Many famous popstars sing songs about getting drunk and partying. Some people think these singers are bad role models for kids. But many teenagers say the songs are just fun and aren't to be taken seriously. They scoff at the notion that they would blindly copy something they hear in a song. And if pop singers are seen as bad role models because they have some songs about drinking does that mean that the millions of responsible parents who have alcohol in the home and who drink at parties around their children are also bad role models? Are parents automatically bad role models if they sometimes get drunk when their kids are around?
Songs about drinking and partying are all over pop radio leading to a lot of hand wringing about negative messages and poor role models. However, teenage drinking has experienced a decline as well.
"Past-month alcohol use rates declined between 2002 and 2008 for those ages 12-13 (4.3% to 3.4%), 14 or 15 (16.6% to 13.1%), 16 or 17 (32.6% to 26.2%), and 18-20 (51.0% to 48.7%)."
While marijuana use among teenagers was climbing in recent years despite drops in drinking and smoking, it looks like usage of the drug may be starting to decline again.
The Forbidden Fruit Effect
According to the forbidden fruit effect, prohibitory laws often increase rather than decrease negative behaviors. Is it possible that the presentation of negative behaviors in the media actually makes them less desirable? Does listening to songs about drinking and sex or watching movies with violent content actually make these behaviors seem less illicit and forbidden and therefore lessen the desire young people may have to engage in them? Studies may back this up.
In the article Bad Appetite: The social, psychological, and biological drivers of appetite, Susan Carnell, Ph.D. a research psychologist at Columbia University says:
"Some psychology research suggests restricting junk food may have the paradoxical effect of making kids like it even more than they already do."
."..other studies have also shown that kids with parents who adopt a strict policy of restricting junk eat more of it when confronted with unlimited piles and given permission to cram in as much as they'd like."
I'm not aware of any studies that have looked at whether media content can actually lessen the forbidden fruit effect in young people but it would make for fascinating research. And the argument is often made that violent video games may serve as an safe outlet for aggression for otherwise angry and troubled young people.
Gerard Jones, author of brings up the case of a friend, a college professor, who had a very troubled childhood that included being imprisoned at age 13. She used "angry punk, death metal, Goth style, violent horror movies" to get in touch with her feelings. She no longer felt alone in her anger when exposed to media content with characters expressing similar feelings of frustrations. She eventually went to college and got her life in order. Killing Monsters: Why Children Need Fantasy, Super Heroes, and Make-Believe Violence
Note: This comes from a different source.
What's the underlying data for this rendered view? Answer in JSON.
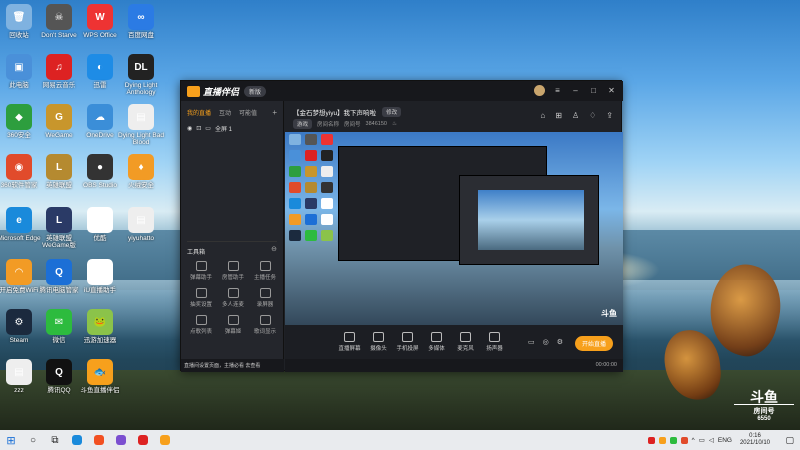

The biggest name in pop music Katy Perry is an example of the dangers of overly restrictive parenting. As a child, she was not allowed to listen to any secular music and most TV shows were off limits. She said when she left home at 17 she went wild wanting to try out everything she had been told was so wrong.
Kids raised in bubbles protected from bad influences often go wild as adults because they don't know how to handle their new-found freedom to do whatever they want. It may be that exposure to the inappropriate throughout childhood acts a little like a vaccine. When we finally get freedom as adults, we don't go too overboard because we haven't been completely protected from all the negative things in the world.
What does all this mean for parents? For me, I do put some media off limits but I am also very aware of the forbidden fruit effect and try to make sure that any limits are reasonable based on age. I don't worry about Disney shows or pop music. If I do see any imitation I don't like, I point out to my kids that just because they see it on TV it doesn't mean it's ok. And the imitation quickly stops. Ultimately, I set a good example and teach good values and trust that my kids like the vast majority of kids before them will turn out fine in the end.
© 2013 JoanCA